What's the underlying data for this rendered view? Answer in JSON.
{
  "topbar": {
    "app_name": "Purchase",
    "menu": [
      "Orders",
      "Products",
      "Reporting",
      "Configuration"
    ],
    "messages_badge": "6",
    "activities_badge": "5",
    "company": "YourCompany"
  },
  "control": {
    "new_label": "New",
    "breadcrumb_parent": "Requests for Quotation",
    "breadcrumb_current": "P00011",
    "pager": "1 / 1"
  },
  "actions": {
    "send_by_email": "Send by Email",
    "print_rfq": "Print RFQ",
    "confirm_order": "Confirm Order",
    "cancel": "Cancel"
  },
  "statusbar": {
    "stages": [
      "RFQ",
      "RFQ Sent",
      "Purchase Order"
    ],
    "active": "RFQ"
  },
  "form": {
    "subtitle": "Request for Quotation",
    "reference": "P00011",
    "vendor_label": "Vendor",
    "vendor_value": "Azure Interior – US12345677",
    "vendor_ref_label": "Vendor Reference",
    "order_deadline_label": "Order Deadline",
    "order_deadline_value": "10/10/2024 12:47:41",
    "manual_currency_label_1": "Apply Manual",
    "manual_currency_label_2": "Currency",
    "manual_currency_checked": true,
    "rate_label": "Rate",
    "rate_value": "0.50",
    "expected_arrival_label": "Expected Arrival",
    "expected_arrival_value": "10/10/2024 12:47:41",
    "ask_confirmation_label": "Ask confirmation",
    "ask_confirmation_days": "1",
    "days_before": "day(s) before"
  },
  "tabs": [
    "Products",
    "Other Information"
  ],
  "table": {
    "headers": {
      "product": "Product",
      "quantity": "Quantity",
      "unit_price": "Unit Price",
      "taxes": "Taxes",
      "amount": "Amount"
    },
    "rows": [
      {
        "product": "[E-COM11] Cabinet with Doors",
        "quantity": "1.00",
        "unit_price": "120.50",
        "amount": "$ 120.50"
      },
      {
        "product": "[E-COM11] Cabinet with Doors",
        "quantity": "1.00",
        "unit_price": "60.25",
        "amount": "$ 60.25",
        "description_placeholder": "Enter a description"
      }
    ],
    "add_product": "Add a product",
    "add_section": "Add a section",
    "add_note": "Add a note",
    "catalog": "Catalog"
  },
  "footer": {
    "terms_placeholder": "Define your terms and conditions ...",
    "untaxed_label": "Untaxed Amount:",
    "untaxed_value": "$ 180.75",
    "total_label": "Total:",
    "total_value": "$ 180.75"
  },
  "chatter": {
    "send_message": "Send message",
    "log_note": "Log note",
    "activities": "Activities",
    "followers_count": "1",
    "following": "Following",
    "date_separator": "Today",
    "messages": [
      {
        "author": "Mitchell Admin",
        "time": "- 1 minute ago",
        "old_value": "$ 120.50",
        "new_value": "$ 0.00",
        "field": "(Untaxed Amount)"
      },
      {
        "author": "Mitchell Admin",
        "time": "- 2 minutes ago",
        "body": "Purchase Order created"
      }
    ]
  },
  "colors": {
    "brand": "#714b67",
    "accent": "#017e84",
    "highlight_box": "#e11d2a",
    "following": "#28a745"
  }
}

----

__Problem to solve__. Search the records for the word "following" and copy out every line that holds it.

__Result__.
    "following": "Following",
    "following": "#28a745"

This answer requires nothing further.